»»
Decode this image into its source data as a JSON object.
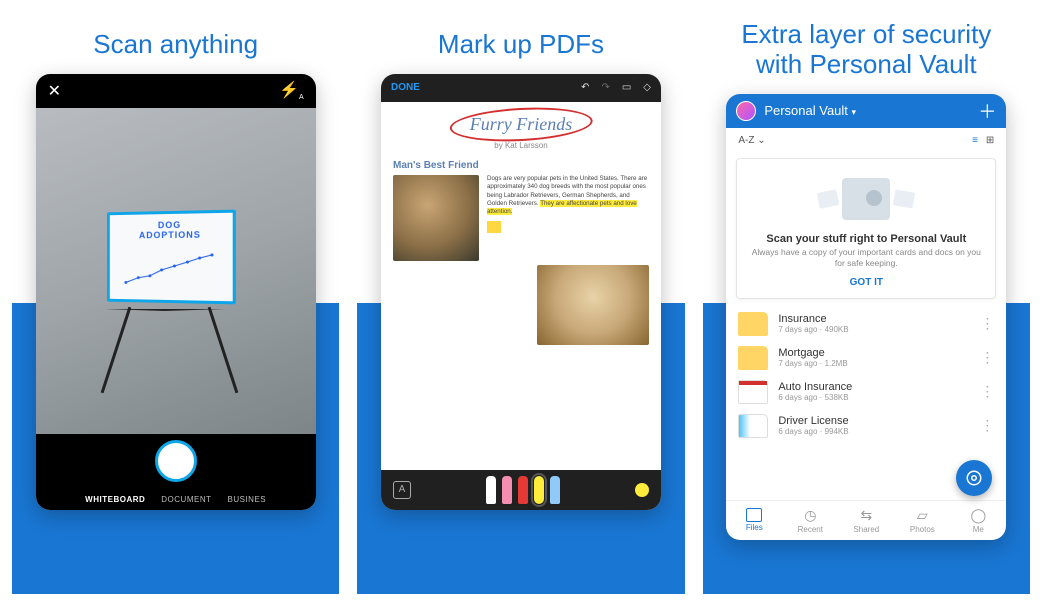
{
  "panels": {
    "scan": {
      "title": "Scan anything",
      "board_line1": "DOG",
      "board_line2": "ADOPTIONS",
      "tabs": {
        "whiteboard": "WHITEBOARD",
        "document": "DOCUMENT",
        "business": "BUSINES"
      }
    },
    "pdf": {
      "title": "Mark up PDFs",
      "done": "DONE",
      "doc_title": "Furry Friends",
      "byline": "by Kat Larsson",
      "section": "Man's Best Friend",
      "body": "Dogs are very popular pets in the United States. There are approximately 340 dog breeds with the most popular ones being Labrador Retrievers, German Shepherds, and Golden Retrievers. ",
      "body_hl": "They are affectionate pets and love attention.",
      "pen_tool": "A"
    },
    "vault": {
      "title_line1": "Extra layer of security",
      "title_line2": "with Personal Vault",
      "header": "Personal Vault",
      "sort": "A-Z",
      "card": {
        "title": "Scan your stuff right to Personal Vault",
        "subtitle": "Always have a copy of your important cards and docs on you for safe keeping.",
        "action": "GOT IT"
      },
      "files": [
        {
          "name": "Insurance",
          "meta": "7 days ago · 490KB",
          "thumb": "folder"
        },
        {
          "name": "Mortgage",
          "meta": "7 days ago · 1.2MB",
          "thumb": "folder"
        },
        {
          "name": "Auto Insurance",
          "meta": "6 days ago · 538KB",
          "thumb": "doc"
        },
        {
          "name": "Driver License",
          "meta": "6 days ago · 994KB",
          "thumb": "card"
        }
      ],
      "tabs": {
        "files": "Files",
        "recent": "Recent",
        "shared": "Shared",
        "photos": "Photos",
        "me": "Me"
      }
    }
  }
}
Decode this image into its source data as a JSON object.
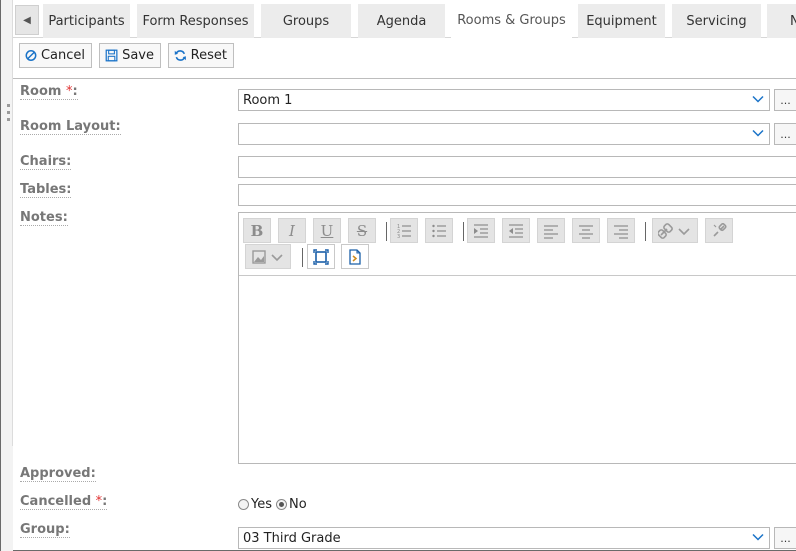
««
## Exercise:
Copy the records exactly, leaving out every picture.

## Answer to this exercise:
Decode this image into its source data as a JSON object.
{
  "panels": {
    "scan": {
      "title": "Scan anything",
      "board_line1": "DOG",
      "board_line2": "ADOPTIONS",
      "tabs": {
        "whiteboard": "WHITEBOARD",
        "document": "DOCUMENT",
        "business": "BUSINES"
      }
    },
    "pdf": {
      "title": "Mark up PDFs",
      "done": "DONE",
      "doc_title": "Furry Friends",
      "byline": "by Kat Larsson",
      "section": "Man's Best Friend",
      "body": "Dogs are very popular pets in the United States. There are approximately 340 dog breeds with the most popular ones being Labrador Retrievers, German Shepherds, and Golden Retrievers. ",
      "body_hl": "They are affectionate pets and love attention.",
      "pen_tool": "A"
    },
    "vault": {
      "title_line1": "Extra layer of security",
      "title_line2": "with Personal Vault",
      "header": "Personal Vault",
      "sort": "A-Z",
      "card": {
        "title": "Scan your stuff right to Personal Vault",
        "subtitle": "Always have a copy of your important cards and docs on you for safe keeping.",
        "action": "GOT IT"
      },
      "files": [
        {
          "name": "Insurance",
          "meta": "7 days ago · 490KB",
          "thumb": "folder"
        },
        {
          "name": "Mortgage",
          "meta": "7 days ago · 1.2MB",
          "thumb": "folder"
        },
        {
          "name": "Auto Insurance",
          "meta": "6 days ago · 538KB",
          "thumb": "doc"
        },
        {
          "name": "Driver License",
          "meta": "6 days ago · 994KB",
          "thumb": "card"
        }
      ],
      "tabs": {
        "files": "Files",
        "recent": "Recent",
        "shared": "Shared",
        "photos": "Photos",
        "me": "Me"
      }
    }
  }
}
Decode this image into its source data as a JSON object.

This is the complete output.